of Sandy Koufax and Don Drysdale in 1965 (52-22). Also consider
that in a four-man rotation Koufax (41) and Drysdale (42)
started 83 of the Dodgers' 162 regular-season games that year.
Johnson's and Schilling's attitudes truly befit the honor you
have given them and express the continuity that makes baseball a
great game. Your choices for the award were exactly what
baseball and the nation needed this year.
MARK ROSENBERG, Boca Raton, Fla.
January 21, 2002
Your picking of Johnson and Schilling would be quite sensible in
any other year, but this is not any other year. You should have
chosen those four heroic sportsmen who died while trying to take
back control of doomed United Airlines Flight 93. A close second
choice would have been the members of the FDNY and NYPD who
showed us the true meaning of sports: putting the performance of
the team--in this case, the lives of their fellow
citizens--ahead of oneself.
JEFFREY S. BENDER, Edmond, Okla.
Since your story on Johnson and Schilling focuses on father-son
relationships, it's appropriate that my father and I--who both
live in the Pacific Northwest--share a singular vision of
"Sportsman" Randy Johnson. Whenever his name is mentioned, we
remember that during the first half of the 1998 season he
performed in less than stellar fashion (9-10, 4.33 ERA) while
publicly demanding that the Seattle Mariners trade him. Once he
was traded to the Houston Astros, he suddenly regained his form
(10-1, 1.28 ERA). It is sad you chose to honor such a selfish
individual. Congratulations to Curt Schilling for being named
Sportsman of the Year.
MARK FANCEY, Willamina, Ore.
Paying His Own Way
I applaud Governor Jesse Ventura for his stand against using

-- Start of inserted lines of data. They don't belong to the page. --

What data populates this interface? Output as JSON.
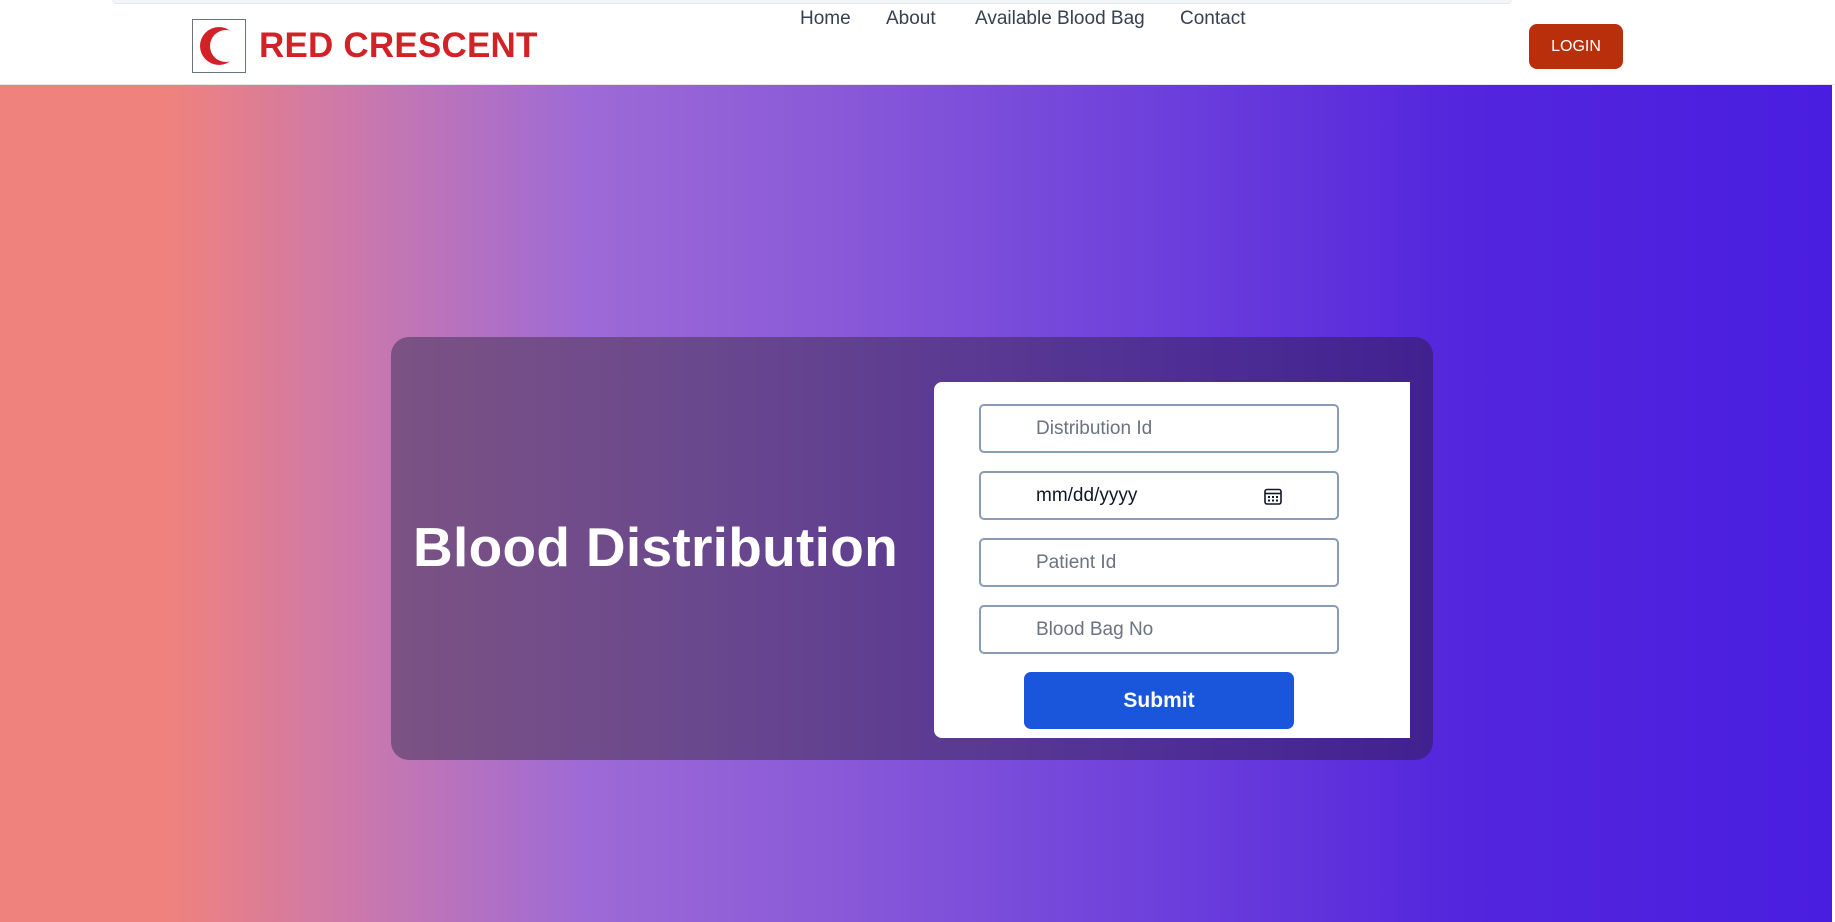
{
  "brand": {
    "name": "RED CRESCENT",
    "logo_icon": "crescent-icon",
    "color": "#d32128"
  },
  "nav": {
    "items": [
      {
        "label": "Home"
      },
      {
        "label": "About"
      },
      {
        "label": "Available Blood Bag"
      },
      {
        "label": "Contact"
      }
    ],
    "login_label": "LOGIN",
    "login_color": "#b92e0b"
  },
  "hero": {
    "title": "Blood Distribution"
  },
  "form": {
    "distribution_id_placeholder": "Distribution Id",
    "date_placeholder": "mm/dd/yyyy",
    "date_icon": "calendar-icon",
    "patient_id_placeholder": "Patient Id",
    "blood_bag_no_placeholder": "Blood Bag No",
    "submit_label": "Submit",
    "submit_color": "#1a56db"
  }
}
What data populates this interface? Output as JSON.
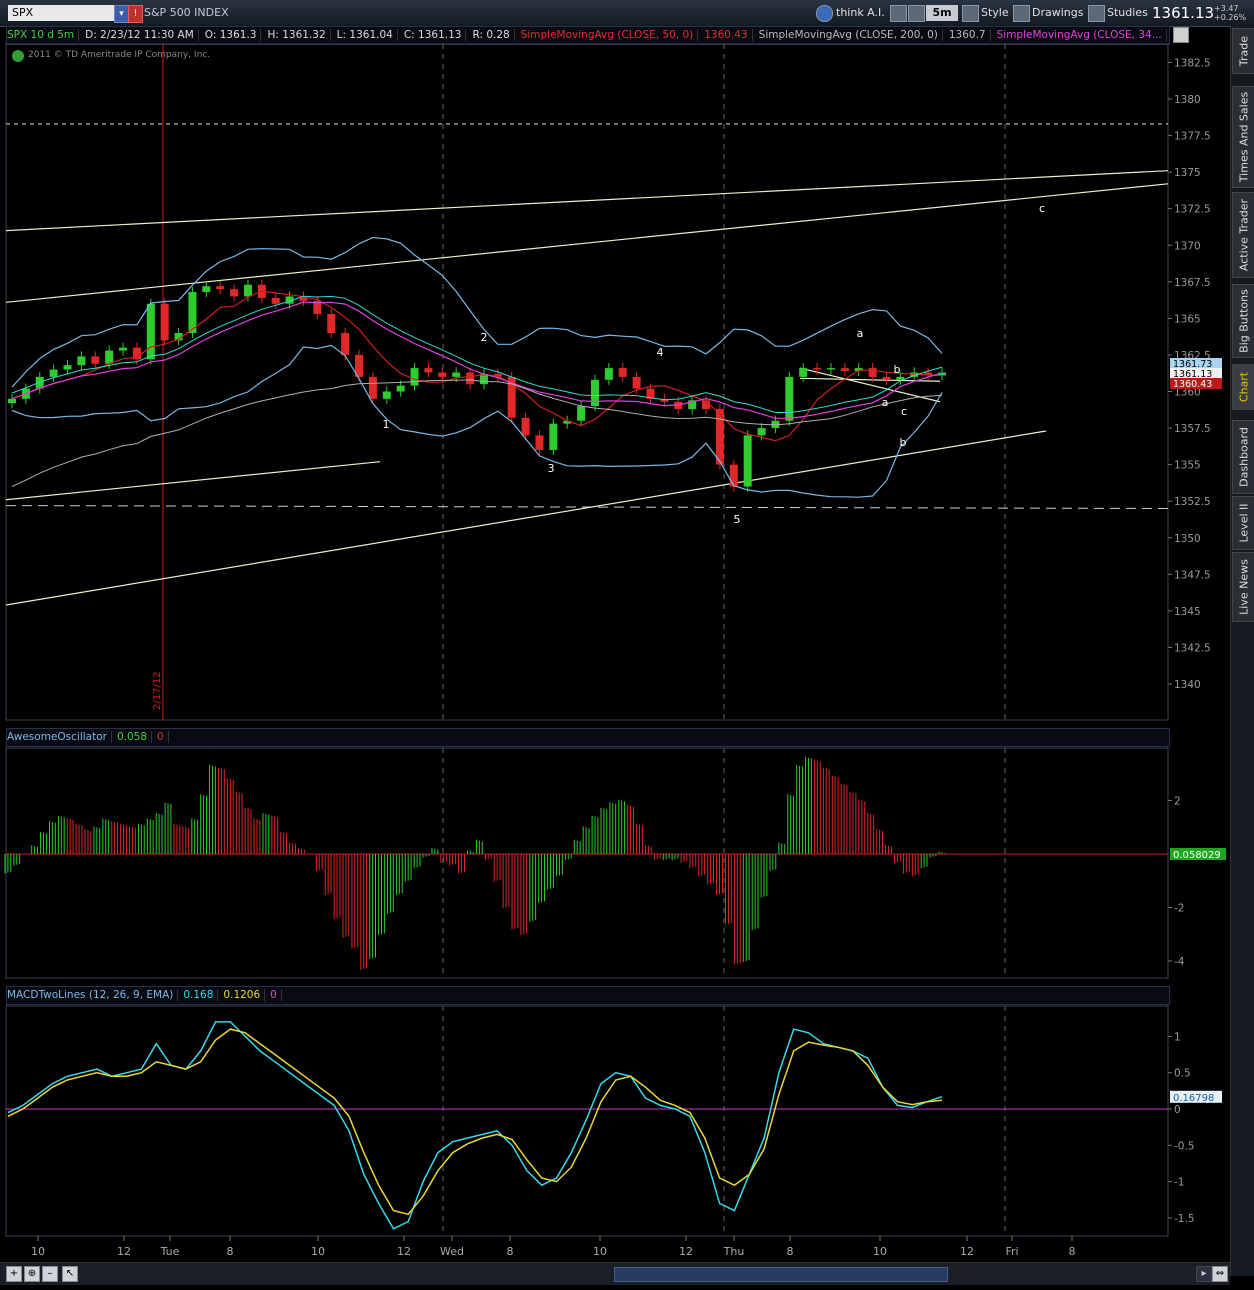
{
  "toolbar": {
    "symbol": "SPX",
    "index_name": "S&P 500 INDEX",
    "think_label": "think A.I.",
    "timeframe": "5m",
    "style_label": "Style",
    "drawings_label": "Drawings",
    "studies_label": "Studies",
    "last_price": "1361.13",
    "change": "+3.47",
    "change_pct": "+0.26%"
  },
  "infobar": {
    "period": "SPX 10 d 5m",
    "date": "D: 2/23/12 11:30 AM",
    "open": "O: 1361.3",
    "high": "H: 1361.32",
    "low": "L: 1361.04",
    "close": "C: 1361.13",
    "range": "R: 0.28",
    "sma50_label": "SimpleMovingAvg (CLOSE, 50, 0)",
    "sma50_value": "1360.43",
    "sma200_label": "SimpleMovingAvg (CLOSE, 200, 0)",
    "sma200_value": "1360.7",
    "sma34_label": "SimpleMovingAvg (CLOSE, 34..."
  },
  "copyright": "2011 © TD Ameritrade IP Company, Inc.",
  "sidebar": {
    "tabs": [
      "Trade",
      "Times And Sales",
      "Active Trader",
      "Big Buttons",
      "Chart",
      "Dashboard",
      "Level II",
      "Live News"
    ]
  },
  "ao_bar": {
    "label": "AwesomeOscillator",
    "value": "0.058",
    "zero": "0",
    "readout": "0.058029"
  },
  "macd_bar": {
    "label": "MACDTwoLines (12, 26, 9, EMA)",
    "value": "0.168",
    "avg": "0.1206",
    "zero": "0",
    "readout": "0.16798"
  },
  "colors": {
    "up": "#2ecc2e",
    "down": "#e02828",
    "bollinger": "#7ab8e8",
    "sma50": "#d02020",
    "sma200": "#b0b0b0",
    "sma34": "#e040e0",
    "macd_value": "#38d8e8",
    "macd_avg": "#e8d838",
    "trend": "#e8f0c8"
  },
  "chart_data": [
    {
      "type": "candlestick",
      "title": "SPX 10 d 5m",
      "ylim": [
        1337.5,
        1383.75
      ],
      "yticks": [
        "1382.5",
        "1380",
        "1377.5",
        "1375",
        "1372.5",
        "1370",
        "1367.5",
        "1365",
        "1362.5",
        "1360",
        "1357.5",
        "1355",
        "1352.5",
        "1350",
        "1347.5",
        "1345",
        "1342.5",
        "1340"
      ],
      "x_labels": [
        "10",
        "12",
        "Tue",
        "8",
        "10",
        "12",
        "Wed",
        "8",
        "10",
        "12",
        "Thu",
        "8",
        "10",
        "12",
        "Fri",
        "8"
      ],
      "date_marker": "2/17/12",
      "price_tags": [
        "1361.73",
        "1361.13",
        "1360.43"
      ],
      "wave_labels": [
        "1",
        "2",
        "3",
        "4",
        "5",
        "a",
        "b",
        "c",
        "a",
        "b",
        "c"
      ],
      "series": [
        {
          "name": "close",
          "values": [
            1359.5,
            1360.2,
            1361.0,
            1361.5,
            1361.8,
            1362.4,
            1361.9,
            1362.8,
            1363.0,
            1362.2,
            1366.0,
            1363.5,
            1364.0,
            1366.8,
            1367.2,
            1367.0,
            1366.5,
            1367.3,
            1366.4,
            1366.0,
            1366.5,
            1366.2,
            1365.3,
            1364.0,
            1362.5,
            1361.0,
            1359.5,
            1360.0,
            1360.4,
            1361.6,
            1361.3,
            1361.0,
            1361.3,
            1360.5,
            1361.2,
            1361.0,
            1358.2,
            1357.0,
            1356.0,
            1357.8,
            1358.0,
            1359.0,
            1360.8,
            1361.6,
            1361.0,
            1360.2,
            1359.5,
            1359.3,
            1358.8,
            1359.4,
            1358.8,
            1355.0,
            1353.5,
            1357.0,
            1357.5,
            1358.0,
            1361.0,
            1361.6,
            1361.5,
            1361.6,
            1361.4,
            1361.6,
            1361.0,
            1360.8,
            1361.0,
            1361.3,
            1361.1,
            1361.3
          ]
        }
      ]
    },
    {
      "type": "bar",
      "title": "AwesomeOscillator",
      "ylim": [
        -4.5,
        3.7
      ],
      "yticks": [
        "2",
        "-2",
        "-4"
      ],
      "values": [
        -0.7,
        -0.4,
        0.0,
        0.3,
        0.8,
        1.2,
        1.4,
        1.3,
        1.1,
        0.9,
        1.0,
        1.3,
        1.2,
        1.1,
        1.0,
        1.1,
        1.3,
        1.5,
        1.9,
        1.1,
        1.0,
        1.3,
        2.2,
        3.3,
        3.2,
        2.8,
        2.3,
        1.7,
        1.3,
        1.5,
        1.4,
        0.8,
        0.4,
        0.2,
        0.0,
        -0.6,
        -1.5,
        -2.4,
        -3.1,
        -3.5,
        -4.3,
        -3.9,
        -3.0,
        -2.2,
        -1.5,
        -1.0,
        -0.5,
        -0.1,
        0.2,
        -0.3,
        -0.4,
        -0.7,
        0.1,
        0.5,
        -0.2,
        -1.0,
        -2.0,
        -2.8,
        -3.0,
        -2.5,
        -1.8,
        -1.3,
        -0.8,
        -0.2,
        0.5,
        1.0,
        1.4,
        1.7,
        1.9,
        2.0,
        1.8,
        1.1,
        0.3,
        -0.2,
        -0.2,
        -0.2,
        -0.3,
        -0.5,
        -0.8,
        -1.1,
        -1.5,
        -2.6,
        -4.1,
        -4.0,
        -2.8,
        -1.6,
        -0.6,
        0.4,
        2.2,
        3.3,
        3.6,
        3.5,
        3.2,
        2.9,
        2.6,
        2.3,
        2.0,
        1.5,
        0.9,
        0.3,
        -0.3,
        -0.7,
        -0.8,
        -0.5,
        -0.1,
        0.06
      ]
    },
    {
      "type": "line",
      "title": "MACDTwoLines (12, 26, 9, EMA)",
      "ylim": [
        -1.75,
        1.3
      ],
      "yticks": [
        "1",
        "0.5",
        "0",
        "-0.5",
        "-1",
        "-1.5"
      ],
      "series": [
        {
          "name": "Value",
          "values": [
            -0.05,
            0.05,
            0.2,
            0.35,
            0.45,
            0.5,
            0.55,
            0.45,
            0.5,
            0.55,
            0.9,
            0.6,
            0.55,
            0.8,
            1.2,
            1.2,
            1.0,
            0.8,
            0.65,
            0.5,
            0.35,
            0.2,
            0.05,
            -0.3,
            -0.9,
            -1.3,
            -1.65,
            -1.55,
            -1.0,
            -0.6,
            -0.45,
            -0.4,
            -0.35,
            -0.3,
            -0.5,
            -0.85,
            -1.05,
            -0.95,
            -0.6,
            -0.15,
            0.35,
            0.5,
            0.45,
            0.15,
            0.05,
            0.0,
            -0.1,
            -0.6,
            -1.3,
            -1.4,
            -0.9,
            -0.4,
            0.5,
            1.1,
            1.05,
            0.9,
            0.85,
            0.8,
            0.7,
            0.3,
            0.05,
            0.02,
            0.1,
            0.17
          ]
        },
        {
          "name": "Avg",
          "values": [
            -0.1,
            0.0,
            0.15,
            0.3,
            0.4,
            0.45,
            0.5,
            0.45,
            0.45,
            0.5,
            0.65,
            0.6,
            0.55,
            0.65,
            0.95,
            1.1,
            1.05,
            0.9,
            0.75,
            0.6,
            0.45,
            0.3,
            0.15,
            -0.1,
            -0.6,
            -1.05,
            -1.4,
            -1.45,
            -1.2,
            -0.85,
            -0.6,
            -0.48,
            -0.4,
            -0.35,
            -0.42,
            -0.7,
            -0.95,
            -1.0,
            -0.8,
            -0.4,
            0.1,
            0.4,
            0.45,
            0.3,
            0.12,
            0.05,
            -0.05,
            -0.4,
            -0.95,
            -1.05,
            -0.9,
            -0.55,
            0.2,
            0.8,
            0.92,
            0.88,
            0.85,
            0.8,
            0.6,
            0.3,
            0.1,
            0.06,
            0.1,
            0.12
          ]
        }
      ]
    }
  ]
}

public funds to build a stadium for the Minnesota Twins
(SCORECARD, Dec. 17). I live in a city where the local
teams--the Colts and the Pacers--have also cried poverty to get
the taxpayers to pick up the tab for new digs. Many of those

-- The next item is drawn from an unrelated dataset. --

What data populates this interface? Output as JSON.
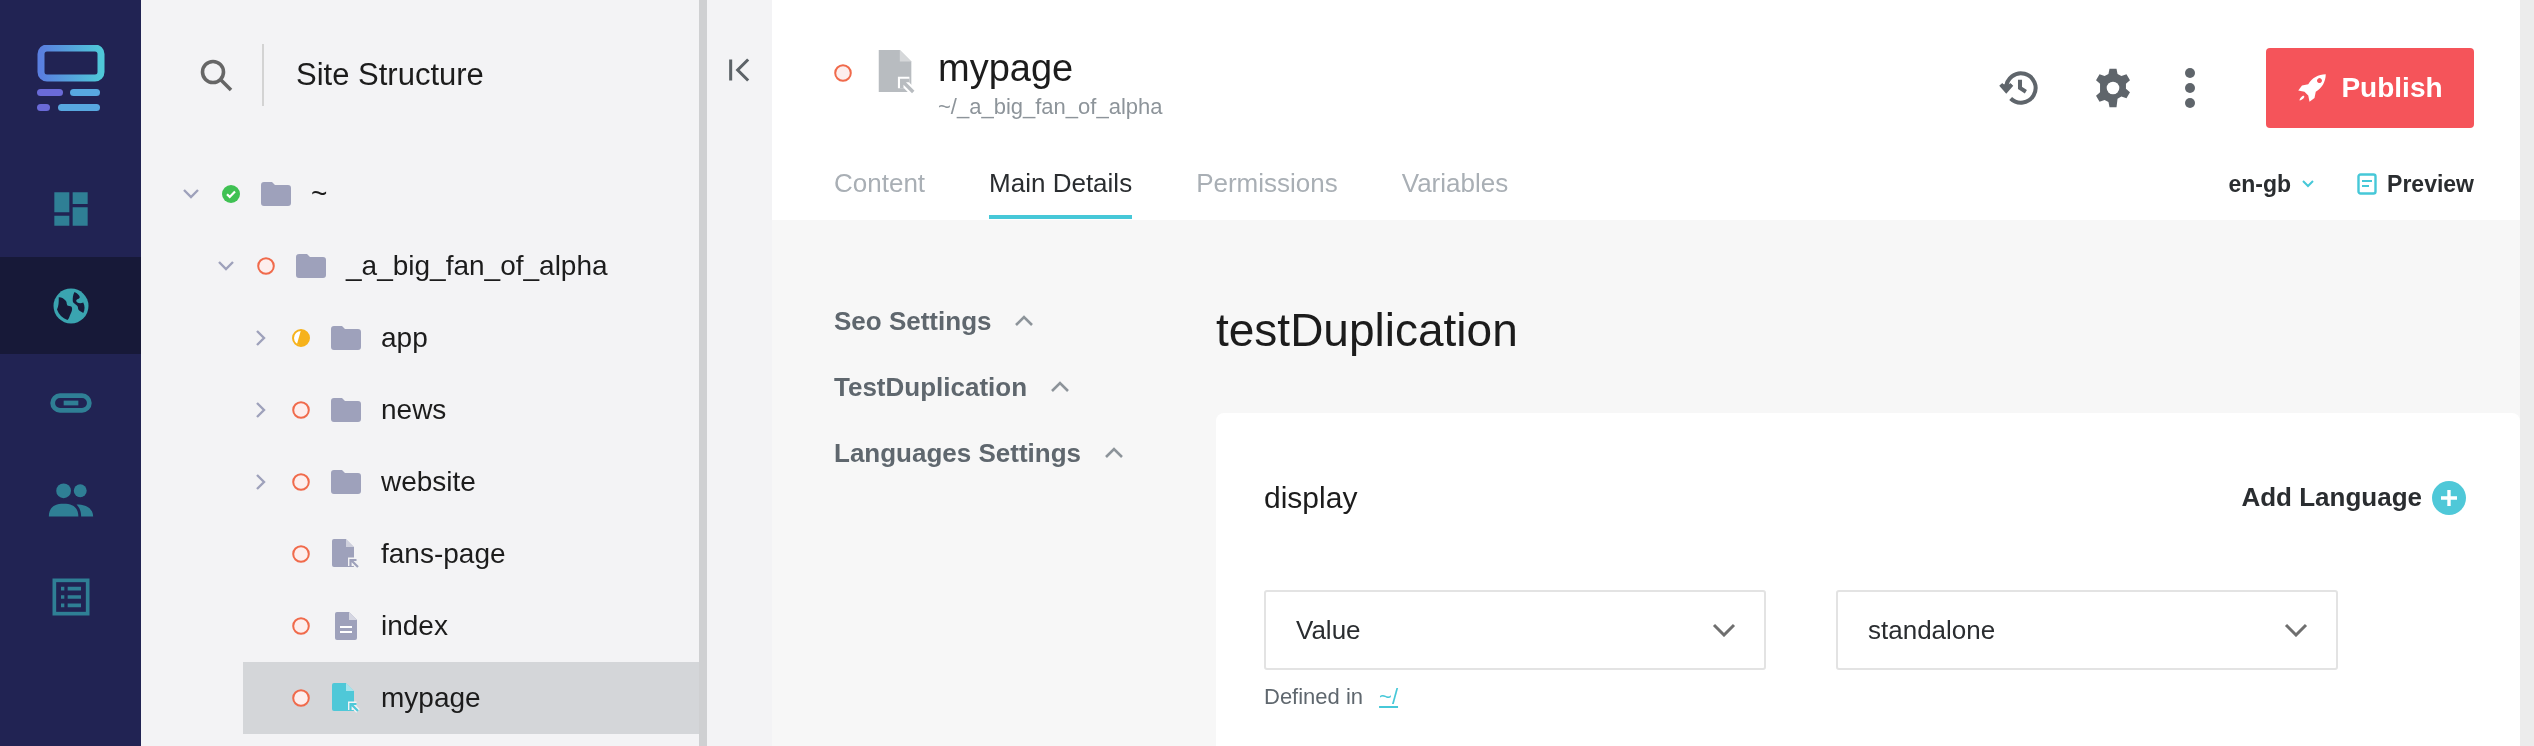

taxpayers can't afford to set foot in these stadiums. We also
have in our city an incredible racetrack (maybe you've heard of
it) that hosts a mere three events a year. The president, Tony
George, continually updates his facility without screaming at
the city leaders that he needs their help to keep going. Maybe
these other so-called businessmen should drop by Tony's office
to see how he does it.
JANE BREWSTER, Indianapolis
They Grow Up So Fast
Rick Reilly's column on Ty Tryon (THE LIFE OF REILLY, Dec. 17)
reminded me of the time about 16 years ago when, while watching
a very young Boris Becker triumph at Wimbledon, I jokingly asked
my 16-year-old son, Billy, when he was going to make something
of himself. About two years ago Billy asked me during a round of
golf what I thought Becker was doing now and reminded me that
he, Billy, was in his orthopedic surgery residency. "I've come a
long way since my 16th birthday," he said. Rick, give your son
some time. He may become a sportswriter someday.
Sioux Center, Iowa
The SI Dictionary?
Jim Haslett (Still Not a Saint, Dec. 17) n 1 : one who parties
hard 2 : a hard drinker 3 : someone who enjoys using four-letter
words 4 : a man who delights in fighting others in bars 5 : oh,
yeah, but he's got his players' backs. Synonym: juvenile.
JEFF FORD, Naperville, Ill.
Do Unto Others
The secret of Steve Nash's success (The Tao of Steve, Dec. 17)?
He has learned that the more one gives, the more one receives.
It would be a better world if we could all be so wise.
JOHN BEISNER, Newport Beach, Calif.
What's He Got to Do?
Lance Armstrong wins the world's most grueling sports event for
the third year in a row, does so while making sure his main
competitor (Jan Ullrich, far right, with Armstrong) can get back
in the race following a horrific spill and is an inspiration to
cancer patients, and he's still not Sportsman of the Year?
MARK ARNOLD, Lower Gwynedd, Pa.